**RECORDS FOR THE EXERCISE**
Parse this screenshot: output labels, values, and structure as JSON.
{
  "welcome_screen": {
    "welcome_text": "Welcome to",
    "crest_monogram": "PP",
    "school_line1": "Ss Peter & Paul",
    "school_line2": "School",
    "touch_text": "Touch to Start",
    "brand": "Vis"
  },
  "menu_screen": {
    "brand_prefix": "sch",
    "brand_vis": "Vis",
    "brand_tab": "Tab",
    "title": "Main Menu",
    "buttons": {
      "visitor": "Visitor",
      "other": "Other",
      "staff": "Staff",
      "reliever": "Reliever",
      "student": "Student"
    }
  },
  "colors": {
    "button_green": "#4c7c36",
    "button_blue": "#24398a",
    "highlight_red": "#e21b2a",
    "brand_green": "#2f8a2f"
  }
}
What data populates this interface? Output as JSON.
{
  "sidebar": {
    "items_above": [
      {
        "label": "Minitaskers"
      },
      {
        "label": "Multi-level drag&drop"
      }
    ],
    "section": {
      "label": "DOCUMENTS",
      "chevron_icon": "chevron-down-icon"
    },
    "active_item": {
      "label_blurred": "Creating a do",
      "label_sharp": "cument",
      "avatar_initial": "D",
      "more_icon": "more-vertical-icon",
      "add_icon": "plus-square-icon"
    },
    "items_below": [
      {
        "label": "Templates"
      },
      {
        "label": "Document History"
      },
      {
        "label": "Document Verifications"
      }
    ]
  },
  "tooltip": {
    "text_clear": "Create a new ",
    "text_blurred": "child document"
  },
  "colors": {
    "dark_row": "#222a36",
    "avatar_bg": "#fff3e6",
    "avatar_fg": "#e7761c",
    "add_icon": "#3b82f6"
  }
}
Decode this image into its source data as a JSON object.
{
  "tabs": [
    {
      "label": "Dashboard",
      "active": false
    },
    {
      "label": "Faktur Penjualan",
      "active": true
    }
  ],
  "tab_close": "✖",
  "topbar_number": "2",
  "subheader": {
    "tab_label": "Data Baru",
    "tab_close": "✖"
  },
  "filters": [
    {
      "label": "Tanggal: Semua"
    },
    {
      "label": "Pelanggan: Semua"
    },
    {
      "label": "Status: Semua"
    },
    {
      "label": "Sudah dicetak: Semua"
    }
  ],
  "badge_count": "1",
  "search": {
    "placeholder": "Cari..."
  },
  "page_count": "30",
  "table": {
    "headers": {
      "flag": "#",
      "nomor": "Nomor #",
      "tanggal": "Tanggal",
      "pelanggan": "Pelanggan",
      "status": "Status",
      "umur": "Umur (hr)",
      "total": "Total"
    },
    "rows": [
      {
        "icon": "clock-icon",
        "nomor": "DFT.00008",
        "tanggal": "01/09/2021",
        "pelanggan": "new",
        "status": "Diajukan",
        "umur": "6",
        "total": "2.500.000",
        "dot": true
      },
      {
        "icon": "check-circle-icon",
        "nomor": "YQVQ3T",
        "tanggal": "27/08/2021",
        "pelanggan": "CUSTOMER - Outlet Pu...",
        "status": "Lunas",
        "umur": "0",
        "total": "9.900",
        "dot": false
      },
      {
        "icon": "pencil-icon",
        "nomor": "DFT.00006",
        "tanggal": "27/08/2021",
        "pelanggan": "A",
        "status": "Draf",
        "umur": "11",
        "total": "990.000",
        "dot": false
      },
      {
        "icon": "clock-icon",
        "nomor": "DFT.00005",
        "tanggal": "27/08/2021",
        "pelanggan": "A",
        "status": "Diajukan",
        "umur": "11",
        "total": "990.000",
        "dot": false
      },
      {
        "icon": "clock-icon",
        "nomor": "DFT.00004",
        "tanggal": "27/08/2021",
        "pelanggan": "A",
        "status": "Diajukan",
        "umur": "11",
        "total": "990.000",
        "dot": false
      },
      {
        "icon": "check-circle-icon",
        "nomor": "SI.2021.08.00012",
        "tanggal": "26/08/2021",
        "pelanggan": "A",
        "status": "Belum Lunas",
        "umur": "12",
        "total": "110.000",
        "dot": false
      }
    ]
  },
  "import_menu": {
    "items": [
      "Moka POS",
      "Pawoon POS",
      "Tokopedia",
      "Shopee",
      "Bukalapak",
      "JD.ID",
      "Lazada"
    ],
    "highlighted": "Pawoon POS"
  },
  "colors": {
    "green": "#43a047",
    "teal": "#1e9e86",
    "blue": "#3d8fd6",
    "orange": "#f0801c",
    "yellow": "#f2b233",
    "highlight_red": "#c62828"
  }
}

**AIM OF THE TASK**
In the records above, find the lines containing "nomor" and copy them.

**EXERCISE SOLUTION**
      "nomor": "Nomor #",
        "nomor": "DFT.00008",
        "nomor": "YQVQ3T",
        "nomor": "DFT.00006",
        "nomor": "DFT.00005",
        "nomor": "DFT.00004",
        "nomor": "SI.2021.08.00012",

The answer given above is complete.